(Records excerpted from a collection)
---+---

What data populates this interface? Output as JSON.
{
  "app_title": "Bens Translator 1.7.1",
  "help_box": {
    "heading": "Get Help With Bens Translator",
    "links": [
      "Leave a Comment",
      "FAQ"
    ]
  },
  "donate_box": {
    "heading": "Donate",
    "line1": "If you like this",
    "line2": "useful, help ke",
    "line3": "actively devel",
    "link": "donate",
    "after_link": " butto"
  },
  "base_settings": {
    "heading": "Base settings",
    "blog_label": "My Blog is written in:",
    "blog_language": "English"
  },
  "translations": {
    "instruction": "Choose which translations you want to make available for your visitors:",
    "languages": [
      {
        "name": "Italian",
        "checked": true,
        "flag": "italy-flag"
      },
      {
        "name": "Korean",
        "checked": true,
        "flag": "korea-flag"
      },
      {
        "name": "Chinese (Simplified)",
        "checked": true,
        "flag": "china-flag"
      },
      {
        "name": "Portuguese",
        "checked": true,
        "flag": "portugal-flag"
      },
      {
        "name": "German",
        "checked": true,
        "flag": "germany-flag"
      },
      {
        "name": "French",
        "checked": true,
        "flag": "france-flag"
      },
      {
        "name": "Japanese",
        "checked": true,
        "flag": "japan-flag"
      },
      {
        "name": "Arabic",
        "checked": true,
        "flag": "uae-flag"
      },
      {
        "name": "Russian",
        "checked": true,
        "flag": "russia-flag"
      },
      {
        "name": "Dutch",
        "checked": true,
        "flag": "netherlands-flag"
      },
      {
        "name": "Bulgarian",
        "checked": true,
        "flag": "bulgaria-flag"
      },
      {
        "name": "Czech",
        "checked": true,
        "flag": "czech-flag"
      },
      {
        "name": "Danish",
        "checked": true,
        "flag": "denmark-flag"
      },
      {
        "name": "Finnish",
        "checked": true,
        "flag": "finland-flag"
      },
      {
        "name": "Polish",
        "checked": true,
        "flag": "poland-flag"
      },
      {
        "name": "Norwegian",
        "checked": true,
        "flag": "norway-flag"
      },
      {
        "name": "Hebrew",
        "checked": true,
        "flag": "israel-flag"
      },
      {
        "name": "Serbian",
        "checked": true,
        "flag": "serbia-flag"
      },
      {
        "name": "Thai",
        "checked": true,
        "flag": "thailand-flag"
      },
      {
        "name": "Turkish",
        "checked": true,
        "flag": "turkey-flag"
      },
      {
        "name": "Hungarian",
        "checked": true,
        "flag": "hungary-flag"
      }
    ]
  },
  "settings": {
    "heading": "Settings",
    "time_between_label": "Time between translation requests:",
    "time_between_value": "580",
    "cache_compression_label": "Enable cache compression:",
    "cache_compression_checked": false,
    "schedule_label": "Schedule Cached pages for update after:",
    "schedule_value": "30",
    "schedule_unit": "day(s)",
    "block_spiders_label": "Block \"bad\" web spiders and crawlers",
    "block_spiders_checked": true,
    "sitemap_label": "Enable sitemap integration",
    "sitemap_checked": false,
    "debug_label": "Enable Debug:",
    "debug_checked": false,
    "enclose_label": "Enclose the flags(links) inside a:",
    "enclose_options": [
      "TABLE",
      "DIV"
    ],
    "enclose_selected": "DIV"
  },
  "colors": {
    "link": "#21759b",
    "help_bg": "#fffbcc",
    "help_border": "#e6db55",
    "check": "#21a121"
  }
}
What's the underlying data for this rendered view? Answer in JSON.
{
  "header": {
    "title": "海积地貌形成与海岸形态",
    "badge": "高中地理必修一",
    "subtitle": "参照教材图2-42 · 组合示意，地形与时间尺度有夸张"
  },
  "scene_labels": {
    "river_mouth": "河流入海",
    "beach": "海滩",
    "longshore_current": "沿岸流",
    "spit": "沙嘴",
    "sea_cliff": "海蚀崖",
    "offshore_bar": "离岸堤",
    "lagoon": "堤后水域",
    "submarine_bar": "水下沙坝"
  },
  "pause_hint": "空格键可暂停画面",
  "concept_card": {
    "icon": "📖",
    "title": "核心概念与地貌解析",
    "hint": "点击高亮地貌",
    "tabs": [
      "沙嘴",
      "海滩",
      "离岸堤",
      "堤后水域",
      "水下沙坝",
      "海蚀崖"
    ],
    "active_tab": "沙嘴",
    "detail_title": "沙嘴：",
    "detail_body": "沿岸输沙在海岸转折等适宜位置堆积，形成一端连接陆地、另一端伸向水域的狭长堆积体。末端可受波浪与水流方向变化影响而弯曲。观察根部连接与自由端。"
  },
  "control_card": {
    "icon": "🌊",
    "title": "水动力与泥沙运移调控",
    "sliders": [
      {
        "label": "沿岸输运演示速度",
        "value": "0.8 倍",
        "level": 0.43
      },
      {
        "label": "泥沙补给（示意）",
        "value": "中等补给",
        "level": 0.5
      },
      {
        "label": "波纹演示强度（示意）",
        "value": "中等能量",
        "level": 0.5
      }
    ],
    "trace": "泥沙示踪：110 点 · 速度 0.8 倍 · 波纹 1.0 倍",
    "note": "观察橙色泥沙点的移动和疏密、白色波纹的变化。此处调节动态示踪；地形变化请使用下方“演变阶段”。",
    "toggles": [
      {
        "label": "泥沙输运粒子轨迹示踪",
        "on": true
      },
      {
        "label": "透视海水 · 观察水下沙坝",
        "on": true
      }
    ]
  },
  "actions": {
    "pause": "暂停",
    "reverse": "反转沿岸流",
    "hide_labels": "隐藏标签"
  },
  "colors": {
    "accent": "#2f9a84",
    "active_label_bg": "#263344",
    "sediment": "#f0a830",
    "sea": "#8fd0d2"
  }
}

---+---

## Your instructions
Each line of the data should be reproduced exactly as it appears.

## Answer to this problem
What data populates this interface? Output as JSON.
{
  "app_title": "Bens Translator 1.7.1",
  "help_box": {
    "heading": "Get Help With Bens Translator",
    "links": [
      "Leave a Comment",
      "FAQ"
    ]
  },
  "donate_box": {
    "heading": "Donate",
    "line1": "If you like this",
    "line2": "useful, help ke",
    "line3": "actively devel",
    "link": "donate",
    "after_link": " butto"
  },
  "base_settings": {
    "heading": "Base settings",
    "blog_label": "My Blog is written in:",
    "blog_language": "English"
  },
  "translations": {
    "instruction": "Choose which translations you want to make available for your visitors:",
    "languages": [
      {
        "name": "Italian",
        "checked": true,
        "flag": "italy-flag"
      },
      {
        "name": "Korean",
        "checked": true,
        "flag": "korea-flag"
      },
      {
        "name": "Chinese (Simplified)",
        "checked": true,
        "flag": "china-flag"
      },
      {
        "name": "Portuguese",
        "checked": true,
        "flag": "portugal-flag"
      },
      {
        "name": "German",
        "checked": true,
        "flag": "germany-flag"
      },
      {
        "name": "French",
        "checked": true,
        "flag": "france-flag"
      },
      {
        "name": "Japanese",
        "checked": true,
        "flag": "japan-flag"
      },
      {
        "name": "Arabic",
        "checked": true,
        "flag": "uae-flag"
      },
      {
        "name": "Russian",
        "checked": true,
        "flag": "russia-flag"
      },
      {
        "name": "Dutch",
        "checked": true,
        "flag": "netherlands-flag"
      },
      {
        "name": "Bulgarian",
        "checked": true,
        "flag": "bulgaria-flag"
      },
      {
        "name": "Czech",
        "checked": true,
        "flag": "czech-flag"
      },
      {
        "name": "Danish",
        "checked": true,
        "flag": "denmark-flag"
      },
      {
        "name": "Finnish",
        "checked": true,
        "flag": "finland-flag"
      },
      {
        "name": "Polish",
        "checked": true,
        "flag": "poland-flag"
      },
      {
        "name": "Norwegian",
        "checked": true,
        "flag": "norway-flag"
      },
      {
        "name": "Hebrew",
        "checked": true,
        "flag": "israel-flag"
      },
      {
        "name": "Serbian",
        "checked": true,
        "flag": "serbia-flag"
      },
      {
        "name": "Thai",
        "checked": true,
        "flag": "thailand-flag"
      },
      {
        "name": "Turkish",
        "checked": true,
        "flag": "turkey-flag"
      },
      {
        "name": "Hungarian",
        "checked": true,
        "flag": "hungary-flag"
      }
    ]
  },
  "settings": {
    "heading": "Settings",
    "time_between_label": "Time between translation requests:",
    "time_between_value": "580",
    "cache_compression_label": "Enable cache compression:",
    "cache_compression_checked": false,
    "schedule_label": "Schedule Cached pages for update after:",
    "schedule_value": "30",
    "schedule_unit": "day(s)",
    "block_spiders_label": "Block \"bad\" web spiders and crawlers",
    "block_spiders_checked": true,
    "sitemap_label": "Enable sitemap integration",
    "sitemap_checked": false,
    "debug_label": "Enable Debug:",
    "debug_checked": false,
    "enclose_label": "Enclose the flags(links) inside a:",
    "enclose_options": [
      "TABLE",
      "DIV"
    ],
    "enclose_selected": "DIV"
  },
  "colors": {
    "link": "#21759b",
    "help_bg": "#fffbcc",
    "help_border": "#e6db55",
    "check": "#21a121"
  }
}
What's the underlying data for this rendered view? Answer in JSON.
{
  "header": {
    "title": "海积地貌形成与海岸形态",
    "badge": "高中地理必修一",
    "subtitle": "参照教材图2-42 · 组合示意，地形与时间尺度有夸张"
  },
  "scene_labels": {
    "river_mouth": "河流入海",
    "beach": "海滩",
    "longshore_current": "沿岸流",
    "spit": "沙嘴",
    "sea_cliff": "海蚀崖",
    "offshore_bar": "离岸堤",
    "lagoon": "堤后水域",
    "submarine_bar": "水下沙坝"
  },
  "pause_hint": "空格键可暂停画面",
  "concept_card": {
    "icon": "📖",
    "title": "核心概念与地貌解析",
    "hint": "点击高亮地貌",
    "tabs": [
      "沙嘴",
      "海滩",
      "离岸堤",
      "堤后水域",
      "水下沙坝",
      "海蚀崖"
    ],
    "active_tab": "沙嘴",
    "detail_title": "沙嘴：",
    "detail_body": "沿岸输沙在海岸转折等适宜位置堆积，形成一端连接陆地、另一端伸向水域的狭长堆积体。末端可受波浪与水流方向变化影响而弯曲。观察根部连接与自由端。"
  },
  "control_card": {
    "icon": "🌊",
    "title": "水动力与泥沙运移调控",
    "sliders": [
      {
        "label": "沿岸输运演示速度",
        "value": "0.8 倍",
        "level": 0.43
      },
      {
        "label": "泥沙补给（示意）",
        "value": "中等补给",
        "level": 0.5
      },
      {
        "label": "波纹演示强度（示意）",
        "value": "中等能量",
        "level": 0.5
      }
    ],
    "trace": "泥沙示踪：110 点 · 速度 0.8 倍 · 波纹 1.0 倍",
    "note": "观察橙色泥沙点的移动和疏密、白色波纹的变化。此处调节动态示踪；地形变化请使用下方“演变阶段”。",
    "toggles": [
      {
        "label": "泥沙输运粒子轨迹示踪",
        "on": true
      },
      {
        "label": "透视海水 · 观察水下沙坝",
        "on": true
      }
    ]
  },
  "actions": {
    "pause": "暂停",
    "reverse": "反转沿岸流",
    "hide_labels": "隐藏标签"
  },
  "colors": {
    "accent": "#2f9a84",
    "active_label_bg": "#263344",
    "sediment": "#f0a830",
    "sea": "#8fd0d2"
  }
}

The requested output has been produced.